Talent Announces $650,000 Earmark for Regional Mobile Health Unit

CAPE GIRARDEAU, Mo.,

Dec. 20, 2004 – U.S. Sen. Jim Talent was on the campus of Southeast Missouri State University today to announce and celebrate a $650,000 federal earmark to establish a mobile health unit to serve Missouri residents throughout the southeast region.

The earmark included in the new federal budget authorized by Congress in November will fund the creation of the Mobile Assessment and Education (M.A.E.) Health Fair to be administered by Southeast’s College of Health and Human Services. 

The project calls for establishing a mobile health unit that will travel to Mississippi, Pemiscot, New Madrid and Dunklin counties.  The proposed plans will provide assessments to include screenings in diabetes, cholesterol, blood pressure, speech and hearing, and preliminary vision. 

Various health educational components will also be offered. 

Other assessments will include nutritional and pediatric assessments and well baby screenings.  The M.A.E. Health Fair also will provide referrals to social service agencies.  The mobile unit will be staffed with an interdisciplinary team of Southeast staff, faculty and students.

Dr. Ken Dobbins, Southeast president, said the University is looking forward to this opportunity to partner with healthcare providers and other agencies in the Bootheel with the aim of improving quality of life.

“We will not be competing with services already available, but will be asking existing agencies if there are ways University resources and expertise can help them meet the needs of their clients,” Dobbins said.

Dr. Loretta Prater, dean of the Southeast College of Health and Human Services, says the unit will be similar in size to the University’s new mobile museum, which is traveling the region, bringing cultural exhibits to areas throughout Southeast Missouri.

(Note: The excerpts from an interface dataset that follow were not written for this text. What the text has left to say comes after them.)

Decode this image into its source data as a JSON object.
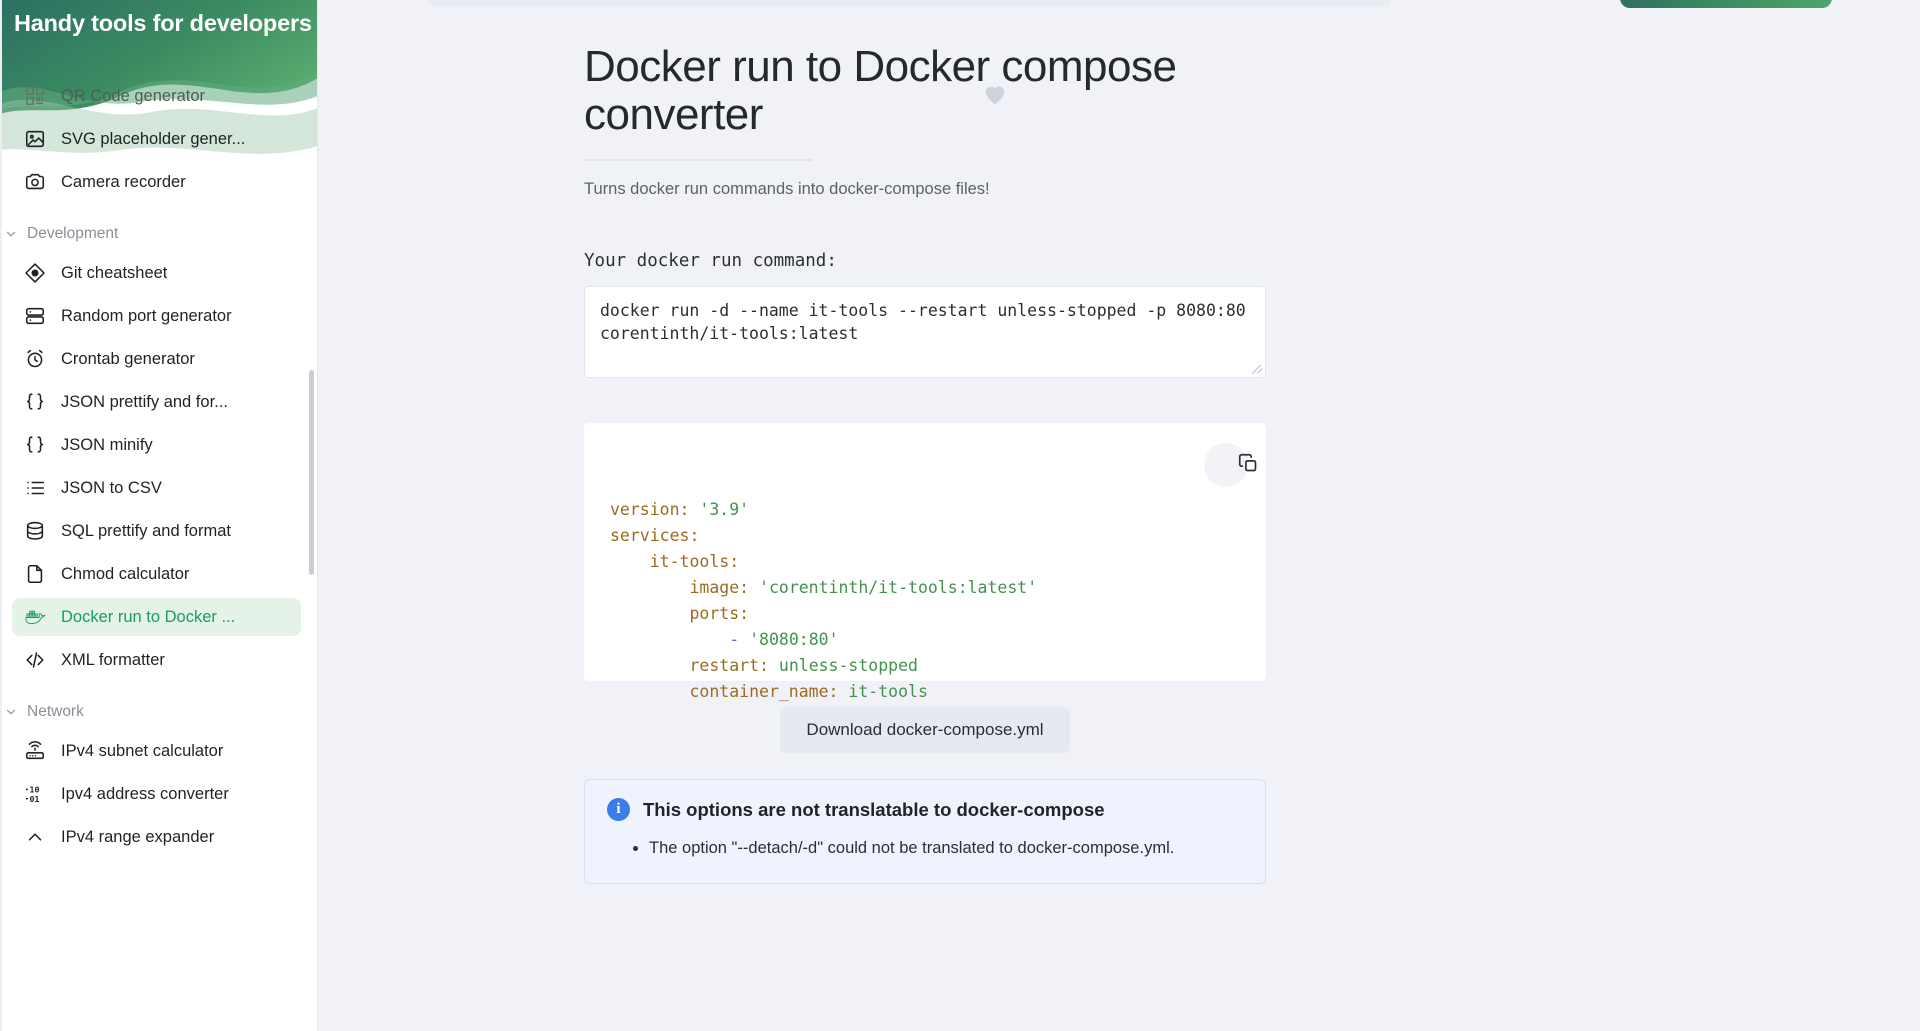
{
  "sidebar": {
    "title": "Handy tools for developers",
    "top_items": [
      {
        "label": "QR Code generator",
        "icon": "qr-code-icon"
      },
      {
        "label": "SVG placeholder gener...",
        "icon": "image-icon"
      },
      {
        "label": "Camera recorder",
        "icon": "camera-icon"
      }
    ],
    "groups": [
      {
        "label": "Development",
        "items": [
          {
            "label": "Git cheatsheet",
            "icon": "git-icon"
          },
          {
            "label": "Random port generator",
            "icon": "server-icon"
          },
          {
            "label": "Crontab generator",
            "icon": "alarm-clock-icon"
          },
          {
            "label": "JSON prettify and for...",
            "icon": "braces-icon"
          },
          {
            "label": "JSON minify",
            "icon": "braces-icon"
          },
          {
            "label": "JSON to CSV",
            "icon": "list-icon"
          },
          {
            "label": "SQL prettify and format",
            "icon": "database-icon"
          },
          {
            "label": "Chmod calculator",
            "icon": "file-icon"
          },
          {
            "label": "Docker run to Docker ...",
            "icon": "docker-icon",
            "active": true
          },
          {
            "label": "XML formatter",
            "icon": "code-icon"
          }
        ]
      },
      {
        "label": "Network",
        "items": [
          {
            "label": "IPv4 subnet calculator",
            "icon": "router-icon"
          },
          {
            "label": "Ipv4 address converter",
            "icon": "binary-icon"
          },
          {
            "label": "IPv4 range expander",
            "icon": "chevron-up-icon"
          }
        ]
      }
    ]
  },
  "page": {
    "title": "Docker run to Docker compose converter",
    "subtitle": "Turns docker run commands into docker-compose files!",
    "favorite_icon": "heart-icon"
  },
  "input": {
    "label": "Your docker run command:",
    "value": "docker run -d --name it-tools --restart unless-stopped -p 8080:80 corentinth/it-tools:latest",
    "placeholder": "Your docker run command..."
  },
  "output": {
    "copy_icon": "copy-icon",
    "lines": [
      [
        {
          "t": "version:",
          "c": "key"
        },
        {
          "t": " ",
          "c": "plain"
        },
        {
          "t": "'3.9'",
          "c": "str"
        }
      ],
      [
        {
          "t": "services:",
          "c": "key"
        }
      ],
      [
        {
          "t": "    it-tools:",
          "c": "key"
        }
      ],
      [
        {
          "t": "        image:",
          "c": "key"
        },
        {
          "t": " ",
          "c": "plain"
        },
        {
          "t": "'corentinth/it-tools:latest'",
          "c": "str"
        }
      ],
      [
        {
          "t": "        ports:",
          "c": "key"
        }
      ],
      [
        {
          "t": "            ",
          "c": "plain"
        },
        {
          "t": "-",
          "c": "dash"
        },
        {
          "t": " ",
          "c": "plain"
        },
        {
          "t": "'8080:80'",
          "c": "str"
        }
      ],
      [
        {
          "t": "        restart:",
          "c": "key"
        },
        {
          "t": " ",
          "c": "plain"
        },
        {
          "t": "unless-stopped",
          "c": "str"
        }
      ],
      [
        {
          "t": "        container_name:",
          "c": "key"
        },
        {
          "t": " ",
          "c": "plain"
        },
        {
          "t": "it-tools",
          "c": "str"
        }
      ]
    ]
  },
  "download": {
    "label": "Download docker-compose.yml"
  },
  "alert": {
    "icon": "info-icon",
    "title": "This options are not translatable to docker-compose",
    "items": [
      "The option \"--detach/-d\" could not be translated to docker-compose.yml."
    ]
  },
  "colors": {
    "accent_green": "#18a058",
    "active_bg": "#e4f2e8",
    "page_bg": "#f1f2f8",
    "yaml_key": "#9c6b1f",
    "yaml_string": "#44914f",
    "yaml_dash": "#4f6ae0",
    "info_blue": "#3b7ceb"
  }
}
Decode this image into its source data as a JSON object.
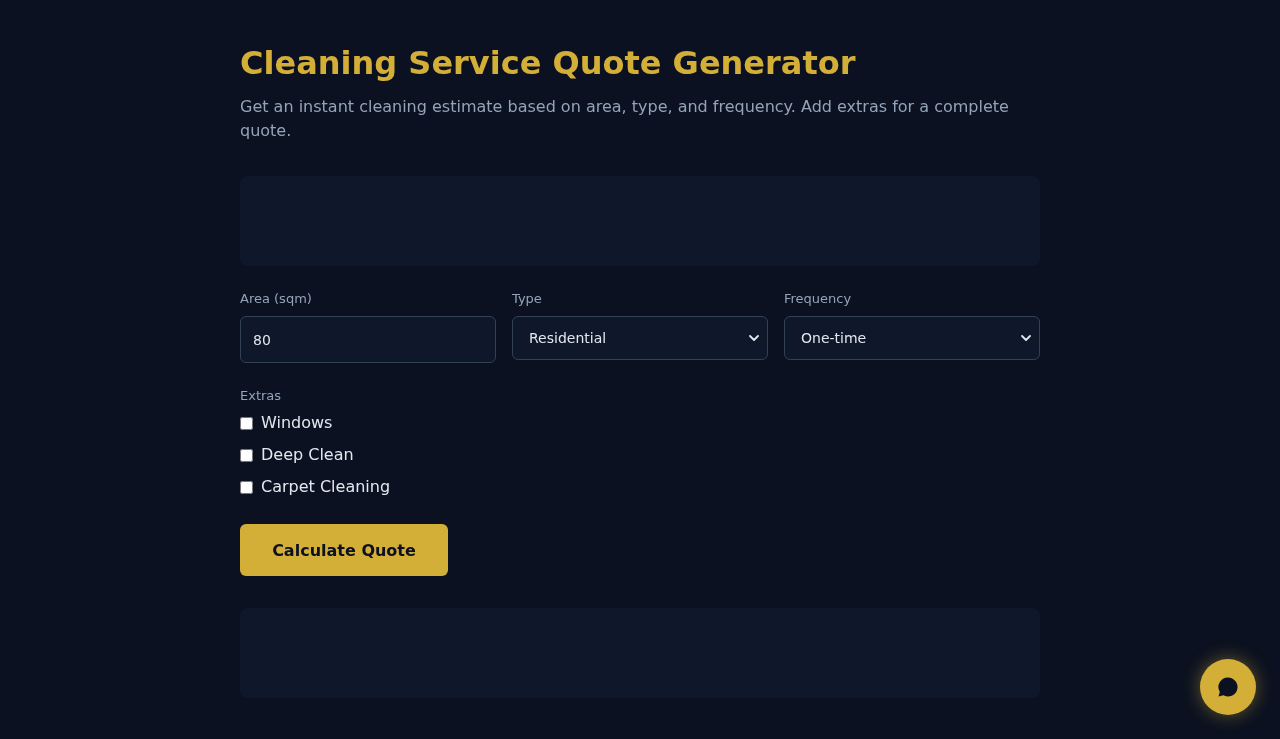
{
  "title": "Cleaning Service Quote Generator",
  "subtitle": "Get an instant cleaning estimate based on area, type, and frequency. Add extras for a complete quote.",
  "fields": [
    {
      "kind": "input",
      "label": "Area (sqm)",
      "value": "80"
    },
    {
      "kind": "select",
      "label": "Type",
      "value": "Residential"
    },
    {
      "kind": "select",
      "label": "Frequency",
      "value": "One-time"
    }
  ],
  "extras": {
    "label": "Extras",
    "options": [
      {
        "label": "Windows",
        "checked": false
      },
      {
        "label": "Deep Clean",
        "checked": false
      },
      {
        "label": "Carpet Cleaning",
        "checked": false
      }
    ]
  },
  "calculate_button": "Calculate Quote"
}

The mobile health unit could be up and running as early as next fall, she said.

“The Bootheel is an isolated, rural area with critical health care needs, high levels of poverty and limited educational resources and services common in most communities,” Prater said.  “The lack of adequate transportation is of special concern,” and, Prater says, is the thrust of the M.A.E. Health Fair.  The M.A.E. Health Fair will serve as a bridge to access health care, Prater said, “because many rural residents do not have the transportation to travel to places to receive health services. The M.A.E. Health Fair will go to them in their communities.”

Talent added, “Access to health care is absolutely critical to our state’s rural communities, particularly in economically distressed neighborhoods.  This initiative will provide these areas with access to quality health care by taking the care to them.  I am strongly committed to improving the quality of health care in Southeast Missouri and will continue working with Congresswoman Jo Ann Emerson to do even more to improve the quality of life in the region.”

Prater says the mobile unit also will be available to conduct health assessments and provide education at work sites, schools, churches and other convenient community settings.

 “On behalf of the University, I would like to express our sincere gratitude to the entire Missouri Congressional delegation for their commitment to bring these vital health services to citizens in the Bootheel,” Prater said. “It is because of the dedication of our Congressional delegation that residents in the Bootheel will receive these important disease prevention, wellness, and health maintenance services.”

The M.A.E. Health Fair addresses the concern of the Delta Regional Authority to provide assistance to severely distressed and underdeveloped areas that lack financial resources for improving the well-being of individuals and families living in those rural communities.  Prater says the University plans to seek additional funding to extend this outreach service to additional counties in the future.

“The goal of the project is to prevent disease, maintain good health over the lifespan, and positively impact the quality of life for residents in these communities.  By doing so, family members may enter and remain in the workforce, and enhance economic productivity,” Prater said.

Academic departments at Southeast involved with the unit will be nursing; the human environmental studies major in nutrition and dietetics; health, human performance and recreation; communication disorders; social work; and criminal justice and sociology.  Involvement of the College of Health and Human Services will be a direct reflection of the University’s commitment to its mission of community outreach. Undergraduate and graduate students will be involved in the project as part of their coursework requiring experiential learning, community service and internships.

 “The project will provide an excellent learning experience for students,” she said, adding it also will provide applied research opportunities for students and faculty. “They are going to be making a real difference in the lives of people and families out in these communities.”

Prater says the M.A.E. Health Fair will connect with local health care providers in the Bootheel counties, including hospitals, health centers, and home health agencies to work together in a collaborative effort to improve existing health conditions.

Prater says planning meetings will be scheduled in a number of Bootheel communities in the coming year so residents and professionals in those communities can discuss the needs. 

“They are in those communities and they know what the needs are and what assessments should be offered,” she said.

 “We think the mobile health unit will positively impact the quality of life for residents in the Bootheel communities of Southeast Missouri and will impact economic viability through a healthier workforce,” Prater said.